If a line in the records below contains the word "Syncretism", copy it out.

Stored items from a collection
****
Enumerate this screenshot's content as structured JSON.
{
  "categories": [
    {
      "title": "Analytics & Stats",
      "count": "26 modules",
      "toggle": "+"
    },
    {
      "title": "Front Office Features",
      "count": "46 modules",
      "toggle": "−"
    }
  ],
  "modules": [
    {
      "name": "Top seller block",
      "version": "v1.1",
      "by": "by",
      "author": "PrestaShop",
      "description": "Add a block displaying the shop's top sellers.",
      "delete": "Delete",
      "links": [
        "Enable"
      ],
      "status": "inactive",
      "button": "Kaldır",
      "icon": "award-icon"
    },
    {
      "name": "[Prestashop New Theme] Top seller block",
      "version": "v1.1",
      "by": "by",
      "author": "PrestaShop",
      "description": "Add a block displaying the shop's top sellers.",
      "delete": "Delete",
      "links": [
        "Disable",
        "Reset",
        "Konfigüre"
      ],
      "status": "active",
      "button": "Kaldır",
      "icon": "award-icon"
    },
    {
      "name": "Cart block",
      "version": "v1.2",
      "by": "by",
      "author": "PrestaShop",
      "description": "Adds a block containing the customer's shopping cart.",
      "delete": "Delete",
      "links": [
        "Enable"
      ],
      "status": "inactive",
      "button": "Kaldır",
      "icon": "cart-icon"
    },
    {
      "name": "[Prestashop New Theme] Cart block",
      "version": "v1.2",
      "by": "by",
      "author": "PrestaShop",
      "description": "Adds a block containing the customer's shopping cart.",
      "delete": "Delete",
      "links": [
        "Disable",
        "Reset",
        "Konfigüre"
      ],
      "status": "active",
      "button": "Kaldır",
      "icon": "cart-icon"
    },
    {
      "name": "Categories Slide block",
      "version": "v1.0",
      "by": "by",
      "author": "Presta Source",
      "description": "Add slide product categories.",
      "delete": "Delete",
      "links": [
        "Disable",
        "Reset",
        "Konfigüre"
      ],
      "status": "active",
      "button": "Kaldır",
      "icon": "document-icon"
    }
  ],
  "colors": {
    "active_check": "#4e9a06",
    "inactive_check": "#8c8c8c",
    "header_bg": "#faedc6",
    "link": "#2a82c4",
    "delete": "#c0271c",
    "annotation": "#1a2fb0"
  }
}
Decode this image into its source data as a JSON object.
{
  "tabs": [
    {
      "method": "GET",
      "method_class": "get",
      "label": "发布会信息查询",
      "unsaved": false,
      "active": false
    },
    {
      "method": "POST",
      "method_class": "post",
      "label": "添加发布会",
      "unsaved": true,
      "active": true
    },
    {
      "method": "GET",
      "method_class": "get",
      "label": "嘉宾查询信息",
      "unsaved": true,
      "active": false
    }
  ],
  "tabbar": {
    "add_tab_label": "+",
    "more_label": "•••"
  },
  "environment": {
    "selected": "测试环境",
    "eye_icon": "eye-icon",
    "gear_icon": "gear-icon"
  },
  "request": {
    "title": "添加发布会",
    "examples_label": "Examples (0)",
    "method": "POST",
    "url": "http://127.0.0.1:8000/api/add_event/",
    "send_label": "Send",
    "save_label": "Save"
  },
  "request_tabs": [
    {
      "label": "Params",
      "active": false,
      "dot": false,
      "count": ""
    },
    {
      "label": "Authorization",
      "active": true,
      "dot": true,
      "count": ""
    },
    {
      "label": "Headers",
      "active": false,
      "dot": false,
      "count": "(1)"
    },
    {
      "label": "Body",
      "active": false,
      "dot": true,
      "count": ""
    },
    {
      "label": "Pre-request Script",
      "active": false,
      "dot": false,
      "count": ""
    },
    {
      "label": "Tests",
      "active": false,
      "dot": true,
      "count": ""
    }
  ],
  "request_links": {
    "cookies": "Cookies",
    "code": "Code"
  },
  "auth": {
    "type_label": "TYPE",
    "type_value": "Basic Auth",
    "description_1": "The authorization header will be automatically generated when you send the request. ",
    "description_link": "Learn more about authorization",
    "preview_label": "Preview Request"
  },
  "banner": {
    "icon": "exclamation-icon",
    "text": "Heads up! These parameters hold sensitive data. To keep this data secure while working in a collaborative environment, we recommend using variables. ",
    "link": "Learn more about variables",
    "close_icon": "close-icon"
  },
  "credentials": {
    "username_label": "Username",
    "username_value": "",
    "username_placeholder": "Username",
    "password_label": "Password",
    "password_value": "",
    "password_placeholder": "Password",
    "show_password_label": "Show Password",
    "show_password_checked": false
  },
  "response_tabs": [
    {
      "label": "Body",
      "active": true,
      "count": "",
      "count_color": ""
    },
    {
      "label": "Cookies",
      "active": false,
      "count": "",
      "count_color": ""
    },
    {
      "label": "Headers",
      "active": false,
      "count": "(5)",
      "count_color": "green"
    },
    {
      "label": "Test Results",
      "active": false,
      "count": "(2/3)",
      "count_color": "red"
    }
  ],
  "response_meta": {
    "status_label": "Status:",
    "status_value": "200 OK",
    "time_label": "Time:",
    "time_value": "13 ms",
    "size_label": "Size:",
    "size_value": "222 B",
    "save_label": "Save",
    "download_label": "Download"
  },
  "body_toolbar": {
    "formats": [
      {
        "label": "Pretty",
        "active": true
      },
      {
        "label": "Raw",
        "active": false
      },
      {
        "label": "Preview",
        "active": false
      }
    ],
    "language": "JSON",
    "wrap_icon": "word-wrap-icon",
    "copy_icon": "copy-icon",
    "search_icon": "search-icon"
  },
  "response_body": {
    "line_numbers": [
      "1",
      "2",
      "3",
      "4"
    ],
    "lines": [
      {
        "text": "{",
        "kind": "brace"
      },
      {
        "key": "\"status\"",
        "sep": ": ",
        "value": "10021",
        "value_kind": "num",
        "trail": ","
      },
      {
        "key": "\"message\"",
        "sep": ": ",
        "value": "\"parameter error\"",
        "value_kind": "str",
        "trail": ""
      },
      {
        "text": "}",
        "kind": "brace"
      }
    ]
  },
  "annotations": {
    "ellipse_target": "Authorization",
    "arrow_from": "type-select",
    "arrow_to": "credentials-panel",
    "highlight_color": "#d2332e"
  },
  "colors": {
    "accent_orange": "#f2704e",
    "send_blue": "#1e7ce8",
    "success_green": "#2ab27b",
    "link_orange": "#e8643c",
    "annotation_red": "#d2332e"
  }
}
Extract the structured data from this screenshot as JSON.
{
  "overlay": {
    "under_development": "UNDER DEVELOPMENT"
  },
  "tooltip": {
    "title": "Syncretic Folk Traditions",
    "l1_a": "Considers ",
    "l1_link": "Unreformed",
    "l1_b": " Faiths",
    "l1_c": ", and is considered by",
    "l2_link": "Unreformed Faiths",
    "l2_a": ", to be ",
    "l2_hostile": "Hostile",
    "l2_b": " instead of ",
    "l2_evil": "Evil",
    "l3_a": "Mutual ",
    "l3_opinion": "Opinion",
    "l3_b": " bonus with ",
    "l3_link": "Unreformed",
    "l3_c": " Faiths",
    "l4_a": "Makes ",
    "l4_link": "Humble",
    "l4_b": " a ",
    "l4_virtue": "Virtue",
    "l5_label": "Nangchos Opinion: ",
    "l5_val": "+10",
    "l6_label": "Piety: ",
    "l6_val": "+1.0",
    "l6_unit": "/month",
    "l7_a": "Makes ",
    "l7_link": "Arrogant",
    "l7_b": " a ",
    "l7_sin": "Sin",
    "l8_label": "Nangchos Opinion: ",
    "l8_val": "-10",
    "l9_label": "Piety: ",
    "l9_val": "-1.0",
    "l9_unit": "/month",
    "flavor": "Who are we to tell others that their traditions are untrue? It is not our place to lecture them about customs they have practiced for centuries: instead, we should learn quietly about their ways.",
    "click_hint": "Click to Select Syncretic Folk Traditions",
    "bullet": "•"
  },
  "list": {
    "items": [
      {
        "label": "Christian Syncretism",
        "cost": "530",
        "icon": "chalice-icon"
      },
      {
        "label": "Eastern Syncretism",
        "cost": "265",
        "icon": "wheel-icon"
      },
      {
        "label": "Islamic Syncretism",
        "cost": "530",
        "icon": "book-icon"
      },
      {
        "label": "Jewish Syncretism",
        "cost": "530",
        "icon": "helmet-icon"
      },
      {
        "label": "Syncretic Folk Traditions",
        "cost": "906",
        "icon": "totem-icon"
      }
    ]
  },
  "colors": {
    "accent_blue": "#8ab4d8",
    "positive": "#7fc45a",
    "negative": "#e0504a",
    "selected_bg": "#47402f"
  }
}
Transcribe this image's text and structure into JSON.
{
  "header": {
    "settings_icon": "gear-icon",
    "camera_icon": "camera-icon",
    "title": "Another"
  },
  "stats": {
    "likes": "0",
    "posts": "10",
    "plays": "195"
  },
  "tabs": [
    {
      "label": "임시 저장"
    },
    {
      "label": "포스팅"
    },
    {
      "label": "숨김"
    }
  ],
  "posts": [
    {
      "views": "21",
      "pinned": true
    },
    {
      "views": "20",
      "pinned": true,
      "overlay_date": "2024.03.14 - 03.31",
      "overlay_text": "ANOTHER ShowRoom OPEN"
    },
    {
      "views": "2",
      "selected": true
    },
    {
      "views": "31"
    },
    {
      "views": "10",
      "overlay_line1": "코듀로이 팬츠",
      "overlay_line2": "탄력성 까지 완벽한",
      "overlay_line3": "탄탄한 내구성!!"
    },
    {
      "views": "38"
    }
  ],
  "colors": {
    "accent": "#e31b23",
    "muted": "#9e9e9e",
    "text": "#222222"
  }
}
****
Result below:
        "label": "Christian Syncretism",
        "label": "Eastern Syncretism",
        "label": "Islamic Syncretism",
        "label": "Jewish Syncretism",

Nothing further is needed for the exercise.